The Value of Investing in Canadian Downtowns is a ‘living’ project and the first of its kind examining 17 downtowns across Canada to assess changes in attitudes, perceptions, functionality and performance over time. This project is envisaged to act as a resource for city builders, compiling evidence-based research that illustrates the importance of investing in downtowns. It provides an extensive portrait of the contributions being made by downtown areas across Canada, highlighting innovative approaches to revitalization and efforts being applied across the nation.
Join the Narrative
For decades urban place management professionals have been waking up each day, determined to improve their cities, make urban neighborhoods more livable, strategically fill vacant buildings, activate public spaces, and much more. They have had great success, but, too often their work goes unnoticed by the general public. IDA’s Urban Place Management Narrative Toolkit provides a framework for communicating IDA members’ commitment to shaping dynamic city centers all around the world. It includes key messages and facts about the downtown management industry.
What is the Size of the Industry?
The industry consists of 4,000+ place management organizations globally with 2,500 in North America employing 100,000 people and paying $3 billion in wages. On average, each organization provides $1.2 million in services in their districts to help businesses thrive and to make the district a great place for workers, residents and visitors.

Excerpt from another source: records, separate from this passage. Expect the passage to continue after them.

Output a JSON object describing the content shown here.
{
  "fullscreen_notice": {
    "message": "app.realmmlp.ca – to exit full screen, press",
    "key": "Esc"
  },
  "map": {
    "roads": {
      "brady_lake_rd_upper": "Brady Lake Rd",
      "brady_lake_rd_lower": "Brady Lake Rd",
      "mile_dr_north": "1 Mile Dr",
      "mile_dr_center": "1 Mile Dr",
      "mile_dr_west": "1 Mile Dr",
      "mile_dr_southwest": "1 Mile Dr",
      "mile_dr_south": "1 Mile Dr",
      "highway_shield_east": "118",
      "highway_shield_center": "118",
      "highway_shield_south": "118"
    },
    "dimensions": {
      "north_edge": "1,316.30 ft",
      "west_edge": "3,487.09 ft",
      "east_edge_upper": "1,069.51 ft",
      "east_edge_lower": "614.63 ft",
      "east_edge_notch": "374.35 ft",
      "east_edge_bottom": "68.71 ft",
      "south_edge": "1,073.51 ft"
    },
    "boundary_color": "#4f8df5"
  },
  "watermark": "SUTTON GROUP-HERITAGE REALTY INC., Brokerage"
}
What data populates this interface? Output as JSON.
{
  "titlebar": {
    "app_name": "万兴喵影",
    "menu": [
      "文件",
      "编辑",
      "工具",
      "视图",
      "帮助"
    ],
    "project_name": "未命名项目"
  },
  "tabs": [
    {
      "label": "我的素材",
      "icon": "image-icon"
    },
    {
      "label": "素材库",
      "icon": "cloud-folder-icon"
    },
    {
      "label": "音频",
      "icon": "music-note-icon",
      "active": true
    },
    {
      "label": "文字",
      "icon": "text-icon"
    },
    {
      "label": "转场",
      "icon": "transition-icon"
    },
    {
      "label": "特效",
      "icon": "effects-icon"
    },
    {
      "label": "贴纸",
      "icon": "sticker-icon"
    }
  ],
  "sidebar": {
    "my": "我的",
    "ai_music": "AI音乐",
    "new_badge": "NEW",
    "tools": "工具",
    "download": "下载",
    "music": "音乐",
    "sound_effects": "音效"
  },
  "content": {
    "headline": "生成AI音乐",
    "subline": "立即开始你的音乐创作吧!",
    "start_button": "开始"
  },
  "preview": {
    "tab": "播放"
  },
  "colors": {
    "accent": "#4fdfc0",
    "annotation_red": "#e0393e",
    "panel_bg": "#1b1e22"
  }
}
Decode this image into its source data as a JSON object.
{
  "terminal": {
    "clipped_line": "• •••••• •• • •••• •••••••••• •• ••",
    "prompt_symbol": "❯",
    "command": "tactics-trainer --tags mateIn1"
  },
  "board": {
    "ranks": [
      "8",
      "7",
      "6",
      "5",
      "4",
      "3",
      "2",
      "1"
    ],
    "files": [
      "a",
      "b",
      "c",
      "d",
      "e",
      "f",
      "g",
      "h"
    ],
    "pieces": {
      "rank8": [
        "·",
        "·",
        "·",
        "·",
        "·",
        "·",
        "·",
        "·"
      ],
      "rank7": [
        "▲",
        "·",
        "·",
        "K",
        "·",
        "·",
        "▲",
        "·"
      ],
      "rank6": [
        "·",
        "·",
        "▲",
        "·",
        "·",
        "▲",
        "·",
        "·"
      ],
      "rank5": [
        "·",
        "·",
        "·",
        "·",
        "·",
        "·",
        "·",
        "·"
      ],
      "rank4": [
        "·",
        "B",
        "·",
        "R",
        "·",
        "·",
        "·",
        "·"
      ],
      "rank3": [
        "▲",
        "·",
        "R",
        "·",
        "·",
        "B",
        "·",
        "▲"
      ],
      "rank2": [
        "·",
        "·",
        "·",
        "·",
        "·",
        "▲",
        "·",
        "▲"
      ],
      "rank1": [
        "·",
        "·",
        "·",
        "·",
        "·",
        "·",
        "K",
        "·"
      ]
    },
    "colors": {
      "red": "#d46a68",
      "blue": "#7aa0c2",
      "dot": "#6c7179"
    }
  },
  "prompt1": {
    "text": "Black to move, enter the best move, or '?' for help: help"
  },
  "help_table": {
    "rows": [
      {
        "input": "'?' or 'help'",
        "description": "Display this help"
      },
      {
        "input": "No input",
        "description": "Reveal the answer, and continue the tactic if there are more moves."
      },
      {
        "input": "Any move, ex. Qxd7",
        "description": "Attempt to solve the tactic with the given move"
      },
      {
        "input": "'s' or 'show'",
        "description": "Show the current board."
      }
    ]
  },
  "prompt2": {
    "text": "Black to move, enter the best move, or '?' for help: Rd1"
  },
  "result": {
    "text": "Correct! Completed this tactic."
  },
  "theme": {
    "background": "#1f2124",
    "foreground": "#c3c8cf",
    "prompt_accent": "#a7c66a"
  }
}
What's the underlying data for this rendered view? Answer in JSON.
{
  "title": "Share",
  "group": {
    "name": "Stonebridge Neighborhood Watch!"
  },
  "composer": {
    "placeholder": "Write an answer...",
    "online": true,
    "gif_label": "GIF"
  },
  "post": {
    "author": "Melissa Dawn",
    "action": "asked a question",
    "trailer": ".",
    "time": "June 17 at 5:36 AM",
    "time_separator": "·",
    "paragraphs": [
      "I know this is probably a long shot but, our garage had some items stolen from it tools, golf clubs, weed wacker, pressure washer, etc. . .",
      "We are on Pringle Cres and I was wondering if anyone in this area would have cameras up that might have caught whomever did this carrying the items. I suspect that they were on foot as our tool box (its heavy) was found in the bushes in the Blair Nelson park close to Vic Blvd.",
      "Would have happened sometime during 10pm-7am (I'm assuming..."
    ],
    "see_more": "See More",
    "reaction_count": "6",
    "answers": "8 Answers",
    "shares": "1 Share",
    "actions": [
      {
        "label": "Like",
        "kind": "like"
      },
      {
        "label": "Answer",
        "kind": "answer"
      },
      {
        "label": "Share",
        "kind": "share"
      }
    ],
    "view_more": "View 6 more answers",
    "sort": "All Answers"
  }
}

The top 20 cities in the U.S. and Canada benefit from a combined investment of $500 million dollars in public space improvements financed by private sector assessments alone. The top 15 cities in the U.S. receive direct private investment of $400 million a year through BID assessments alone. The top five cities in Canada receive direct private investment of $73 million a year through BIAs (Business Improvement Areas).
How are Place Management Organizations Funded?
Downtown management organizations are typically nonprofits that are primarily funded by a special assessment on the private properties within their district. For example, many highly visible public spaces, like Times Square or Denver’s 16th Street Mall, are managed by our members. Our member organizations are responsible for marketing the district, hosting events to attract customers for retailers, organizing events like Restaurant Week, and even helping to fill vacant storefronts.
The last 50 years of public-private partnerships managing and improving public space has proved successful. More recently we are seeing an increasing number of new Business Improvement Districts formed. While North America has employed property-based assessments for more than 45 years, countries across the globe are increasingly employing this technique to regenerate the urban experience.